Ah, the ongoing saga of missing episodes. With nearly 100 episodes lost from the archives, it’s always going to be an emotive topic. Just think of how glorious it would be to see the likes of The Daleks Master Plan, Marco Polo, The Faceless Ones, and The Abominable Snowmen after all these years. In fact, we don’t have to imagine that joy: remember what it was like back in 2013 to have The Enemy of the World and The Web of Fear back with us? A wonderful time.
That’s why it’s so abhorrent when a fake eBay listing goes up for a missing episode.
That’s exactly what happened: earlier this week, a seller put up a listing for Episode One of The Savages. People were immediately (and rightly) suspicious, especially as the images used to “prove” its authenticity were actually John Cura’s telesnaps – from the wrong episode. The seller then amended the sale, claiming he’d got it wrong, that it was Episode Four instead. With a starting bid of £100, this was supposedly a 16mm black and white film print, and claimed to be “in watchable condition given the age of the print. This film has come from the collection of a relative who died last year. I do not have a great deal of information about the item other than that it is legal to own and is no longer considered to be the property of the BBC”.
Deceased relatives who might not realise the value of film prints is a fairly solid reason the reel would still exist, but no further images of the episode were available, apparently because they had already sold the projector…
The listing did the rounds online – Twitter and Facebook especially were outraged – and fortunately, the seller took it down earlier today. Now, normally, we wouldn’t give this sort of thing the time of day, but it’s worried me. The seller might not have ever let this get too far out of hand, would’ve never actually sold it; yet the fact remains:
People did bid on the item.
Indeed, it tallied up quite an astonishing amount of cash, and that’s what I want to address. Because it’s sad they were taken in.
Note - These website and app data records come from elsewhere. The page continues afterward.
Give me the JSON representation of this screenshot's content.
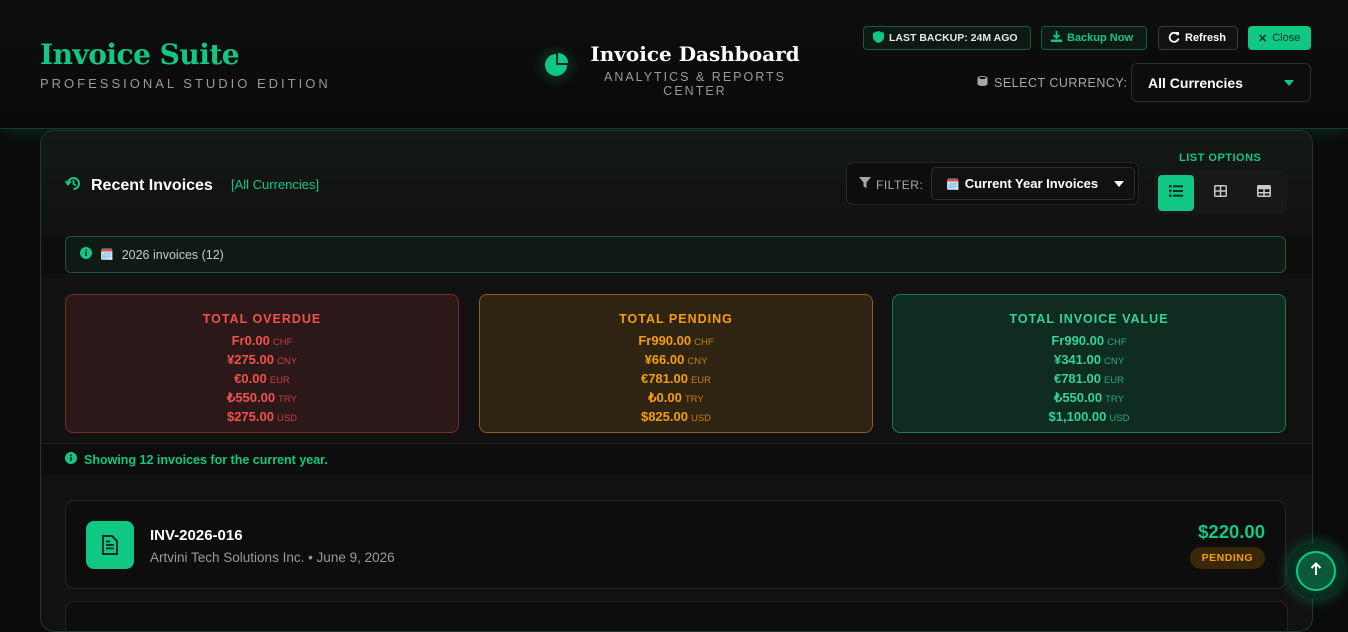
{
  "brand": {
    "title": "Invoice Suite",
    "subtitle": "PROFESSIONAL STUDIO EDITION"
  },
  "dashboard": {
    "title": "Invoice Dashboard",
    "subtitle": "ANALYTICS & REPORTS CENTER",
    "icon": "pie-chart-icon"
  },
  "toolbar": {
    "backup_status": "LAST BACKUP: 24M AGO",
    "backup_now": "Backup Now",
    "refresh": "Refresh",
    "close": "Close"
  },
  "currency": {
    "label": "SELECT CURRENCY:",
    "selected": "All Currencies"
  },
  "recent": {
    "title": "Recent Invoices",
    "tag": "[All Currencies]"
  },
  "filter": {
    "label": "FILTER:",
    "selected": "Current Year Invoices",
    "emoji": "🗓️"
  },
  "list_options": {
    "label": "LIST OPTIONS",
    "active_index": 0
  },
  "info": {
    "text": "2026 invoices (12)",
    "emoji": "🗓️"
  },
  "summary": {
    "overdue": {
      "title": "TOTAL OVERDUE",
      "lines": [
        {
          "amount": "Fr0.00",
          "code": "CHF"
        },
        {
          "amount": "¥275.00",
          "code": "CNY"
        },
        {
          "amount": "€0.00",
          "code": "EUR"
        },
        {
          "amount": "₺550.00",
          "code": "TRY"
        },
        {
          "amount": "$275.00",
          "code": "USD"
        }
      ]
    },
    "pending": {
      "title": "TOTAL PENDING",
      "lines": [
        {
          "amount": "Fr990.00",
          "code": "CHF"
        },
        {
          "amount": "¥66.00",
          "code": "CNY"
        },
        {
          "amount": "€781.00",
          "code": "EUR"
        },
        {
          "amount": "₺0.00",
          "code": "TRY"
        },
        {
          "amount": "$825.00",
          "code": "USD"
        }
      ]
    },
    "total": {
      "title": "TOTAL INVOICE VALUE",
      "lines": [
        {
          "amount": "Fr990.00",
          "code": "CHF"
        },
        {
          "amount": "¥341.00",
          "code": "CNY"
        },
        {
          "amount": "€781.00",
          "code": "EUR"
        },
        {
          "amount": "₺550.00",
          "code": "TRY"
        },
        {
          "amount": "$1,100.00",
          "code": "USD"
        }
      ]
    }
  },
  "note": "Showing 12 invoices for the current year.",
  "invoices": [
    {
      "number": "INV-2026-016",
      "client": "Artvini Tech Solutions Inc.",
      "date": "June 9, 2026",
      "meta": "Artvini Tech Solutions Inc. • June 9, 2026",
      "amount": "$220.00",
      "status": "PENDING"
    }
  ],
  "colors": {
    "accent": "#10c783",
    "overdue": "#f0524d",
    "pending": "#f59e0b",
    "total": "#34d399"
  }
}
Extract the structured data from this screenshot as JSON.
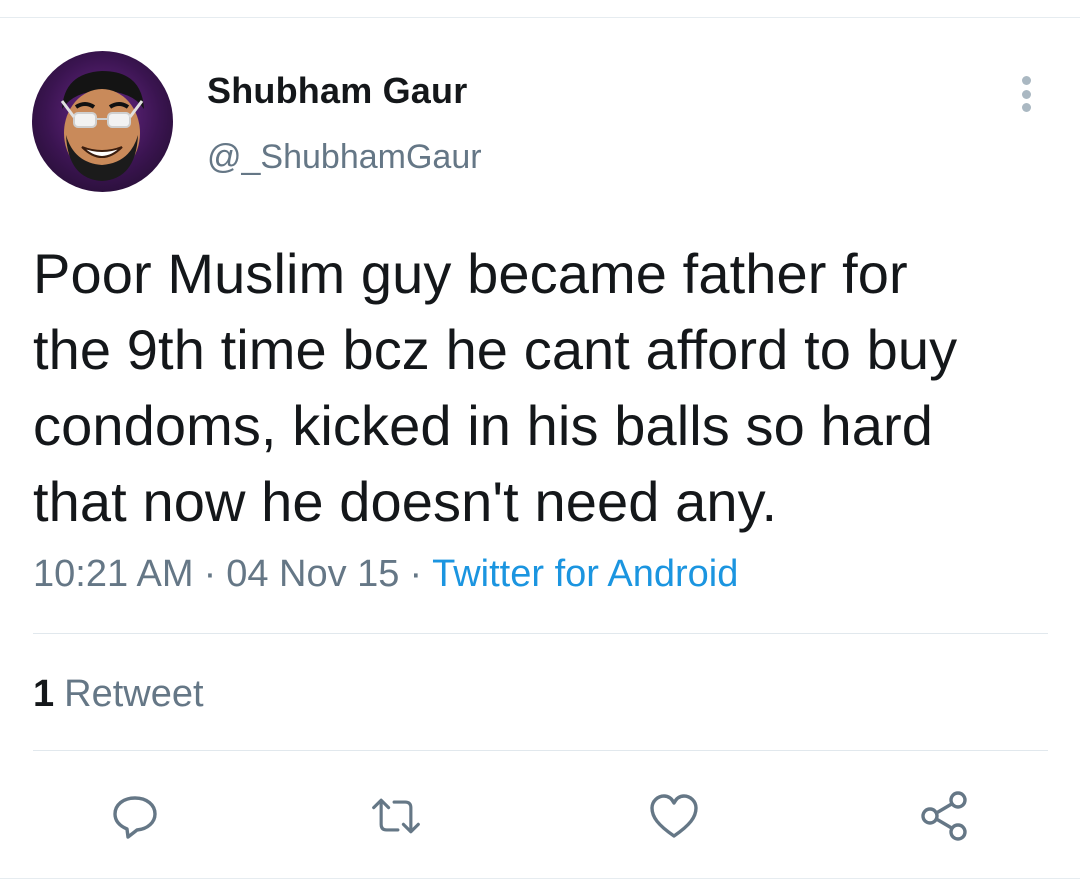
{
  "author": {
    "display_name": "Shubham Gaur",
    "handle": "@_ShubhamGaur"
  },
  "tweet": {
    "text": "Poor Muslim guy became father for\nthe 9th time bcz he cant afford to buy\ncondoms, kicked in his balls so hard\nthat now he doesn't need any.",
    "time": "10:21 AM",
    "date": "04 Nov 15",
    "separator": "·",
    "source": "Twitter for Android"
  },
  "stats": {
    "retweet_count": "1",
    "retweet_label": "Retweet"
  },
  "actions": {
    "reply_icon": "reply-icon",
    "retweet_icon": "retweet-icon",
    "like_icon": "heart-icon",
    "share_icon": "share-icon"
  },
  "colors": {
    "text": "#14171a",
    "secondary": "#657786",
    "link": "#1b95e0",
    "icon": "#657786",
    "divider": "#e1e8ed"
  }
}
There’s a questionable logic at play here on behalf of the seller, who might’ve done it for a laugh, but this is something we care about. Everyone has a passion (or at least should do), and for many, it’s Doctor Who. It’s understandable that some bid on the item; nonetheless, those folk should be more wary in future. Stay sceptical. If you do find something of interest, tell the community. In fact, tell the BBC!
That’s what anyone who ever finds a missing episode should do. No matter what grievances you may have – with the BBC, with fandom, with whoever – if you find something, alert the BBC. Because we’re an appreciative (mostly) community of dedicated individuals, who would love for even one episode to be returned. The BBC will probably pay pretty well to have that sort of thing back in their archives too: I’ve no proof of that because I’ve never been lucky enough to find a missing serial, but otherwise, Phillip Morris wouldn’t have the money to travel around the world, discovering, for example, rare reels in Nigeria containing The Enemy of the World and The Web of Fear.
If you find someone selling a missing episode on eBay, question why they’ve not already approached the Beeb. Contact the seller. Tell them the BBC would likely be interested. Maybe they’re not aware of how valuable 1960s Doctor Who stories are. Maybe it’s a fake listing.
Sadly, in this case, it was exactly that. A hoax. But I remain hopeful that one day, more shall be returned.